Page and application data records

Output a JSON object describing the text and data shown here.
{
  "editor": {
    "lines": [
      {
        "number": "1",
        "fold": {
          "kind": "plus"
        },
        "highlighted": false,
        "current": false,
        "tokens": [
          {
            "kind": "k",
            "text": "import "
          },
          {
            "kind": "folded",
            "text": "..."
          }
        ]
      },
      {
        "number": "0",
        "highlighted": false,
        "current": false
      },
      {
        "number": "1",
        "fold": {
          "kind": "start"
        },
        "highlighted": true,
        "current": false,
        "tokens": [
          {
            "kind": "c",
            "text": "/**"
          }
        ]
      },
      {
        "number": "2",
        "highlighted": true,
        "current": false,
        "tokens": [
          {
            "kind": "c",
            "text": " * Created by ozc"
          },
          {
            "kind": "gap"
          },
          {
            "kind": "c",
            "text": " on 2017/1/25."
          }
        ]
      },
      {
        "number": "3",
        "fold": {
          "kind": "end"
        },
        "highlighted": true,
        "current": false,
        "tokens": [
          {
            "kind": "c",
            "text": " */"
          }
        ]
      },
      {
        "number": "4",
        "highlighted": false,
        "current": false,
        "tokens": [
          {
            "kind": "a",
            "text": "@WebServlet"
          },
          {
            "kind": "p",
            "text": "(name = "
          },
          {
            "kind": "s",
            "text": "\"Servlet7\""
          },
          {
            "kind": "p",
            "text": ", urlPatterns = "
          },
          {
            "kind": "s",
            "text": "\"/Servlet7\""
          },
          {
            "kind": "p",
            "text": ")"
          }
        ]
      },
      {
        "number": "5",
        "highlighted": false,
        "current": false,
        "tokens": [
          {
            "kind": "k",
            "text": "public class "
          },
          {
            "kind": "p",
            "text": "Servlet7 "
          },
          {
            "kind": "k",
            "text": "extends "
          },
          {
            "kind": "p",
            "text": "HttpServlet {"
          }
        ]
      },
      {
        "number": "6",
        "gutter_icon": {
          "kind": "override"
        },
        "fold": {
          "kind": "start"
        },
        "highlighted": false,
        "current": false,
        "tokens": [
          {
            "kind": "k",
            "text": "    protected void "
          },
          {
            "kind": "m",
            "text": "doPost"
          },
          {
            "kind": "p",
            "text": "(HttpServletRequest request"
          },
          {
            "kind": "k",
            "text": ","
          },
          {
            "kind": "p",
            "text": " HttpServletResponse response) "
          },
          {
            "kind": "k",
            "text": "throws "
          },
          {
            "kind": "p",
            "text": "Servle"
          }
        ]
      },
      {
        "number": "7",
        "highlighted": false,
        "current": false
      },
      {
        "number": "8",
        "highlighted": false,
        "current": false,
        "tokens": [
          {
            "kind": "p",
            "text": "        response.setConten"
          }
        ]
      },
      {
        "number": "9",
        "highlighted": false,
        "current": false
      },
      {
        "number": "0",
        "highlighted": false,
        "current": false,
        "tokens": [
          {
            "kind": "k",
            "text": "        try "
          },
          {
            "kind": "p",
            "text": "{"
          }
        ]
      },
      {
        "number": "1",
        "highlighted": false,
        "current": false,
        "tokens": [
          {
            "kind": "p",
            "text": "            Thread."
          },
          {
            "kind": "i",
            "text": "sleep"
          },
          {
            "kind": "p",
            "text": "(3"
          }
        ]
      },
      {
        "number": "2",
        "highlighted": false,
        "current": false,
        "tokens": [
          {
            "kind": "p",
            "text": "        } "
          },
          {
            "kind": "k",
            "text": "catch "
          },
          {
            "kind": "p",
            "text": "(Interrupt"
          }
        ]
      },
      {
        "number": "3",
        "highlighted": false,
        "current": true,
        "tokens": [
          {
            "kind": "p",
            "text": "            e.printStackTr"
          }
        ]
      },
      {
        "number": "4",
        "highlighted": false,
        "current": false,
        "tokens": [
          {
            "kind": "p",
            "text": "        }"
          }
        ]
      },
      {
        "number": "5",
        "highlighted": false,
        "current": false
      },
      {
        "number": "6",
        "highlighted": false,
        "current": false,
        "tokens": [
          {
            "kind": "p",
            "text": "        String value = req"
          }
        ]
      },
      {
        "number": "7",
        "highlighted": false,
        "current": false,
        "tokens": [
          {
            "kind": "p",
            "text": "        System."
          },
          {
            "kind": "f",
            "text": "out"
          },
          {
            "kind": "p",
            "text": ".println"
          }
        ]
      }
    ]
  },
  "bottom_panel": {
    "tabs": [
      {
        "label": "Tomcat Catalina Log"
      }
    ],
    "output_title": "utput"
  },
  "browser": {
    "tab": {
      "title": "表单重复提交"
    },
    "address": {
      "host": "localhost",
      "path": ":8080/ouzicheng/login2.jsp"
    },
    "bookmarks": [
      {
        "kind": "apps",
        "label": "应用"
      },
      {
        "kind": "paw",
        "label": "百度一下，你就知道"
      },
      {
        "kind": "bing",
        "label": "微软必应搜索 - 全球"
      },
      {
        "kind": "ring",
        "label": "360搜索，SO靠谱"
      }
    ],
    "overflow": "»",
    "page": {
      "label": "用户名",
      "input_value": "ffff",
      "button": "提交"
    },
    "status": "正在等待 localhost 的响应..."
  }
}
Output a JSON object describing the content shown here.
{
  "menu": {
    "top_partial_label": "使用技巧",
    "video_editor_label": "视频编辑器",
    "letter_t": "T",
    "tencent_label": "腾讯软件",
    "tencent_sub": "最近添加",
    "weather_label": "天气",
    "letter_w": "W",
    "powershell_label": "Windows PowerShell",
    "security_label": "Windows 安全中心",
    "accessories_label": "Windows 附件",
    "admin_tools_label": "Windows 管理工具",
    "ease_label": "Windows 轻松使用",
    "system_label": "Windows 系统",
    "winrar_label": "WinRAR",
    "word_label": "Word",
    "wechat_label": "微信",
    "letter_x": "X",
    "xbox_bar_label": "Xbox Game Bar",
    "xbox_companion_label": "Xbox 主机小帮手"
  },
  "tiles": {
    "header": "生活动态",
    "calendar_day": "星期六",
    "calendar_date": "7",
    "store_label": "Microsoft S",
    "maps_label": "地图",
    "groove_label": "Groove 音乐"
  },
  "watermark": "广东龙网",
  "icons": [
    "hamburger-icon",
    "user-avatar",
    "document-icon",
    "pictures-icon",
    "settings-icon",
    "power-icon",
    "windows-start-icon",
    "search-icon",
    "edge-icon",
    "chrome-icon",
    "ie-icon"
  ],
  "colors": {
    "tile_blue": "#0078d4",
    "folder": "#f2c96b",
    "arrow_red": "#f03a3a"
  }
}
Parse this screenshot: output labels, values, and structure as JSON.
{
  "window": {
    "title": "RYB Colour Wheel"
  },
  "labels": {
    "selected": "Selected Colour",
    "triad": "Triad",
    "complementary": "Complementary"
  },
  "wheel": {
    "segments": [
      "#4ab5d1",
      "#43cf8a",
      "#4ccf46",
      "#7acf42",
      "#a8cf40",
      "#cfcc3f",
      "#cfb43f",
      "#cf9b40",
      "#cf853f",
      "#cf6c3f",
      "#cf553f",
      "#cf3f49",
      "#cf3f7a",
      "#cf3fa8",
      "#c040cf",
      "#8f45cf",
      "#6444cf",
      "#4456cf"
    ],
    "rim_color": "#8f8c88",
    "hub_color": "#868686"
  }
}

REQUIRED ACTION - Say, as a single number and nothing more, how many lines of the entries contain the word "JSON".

WRITTEN ANSWER - 3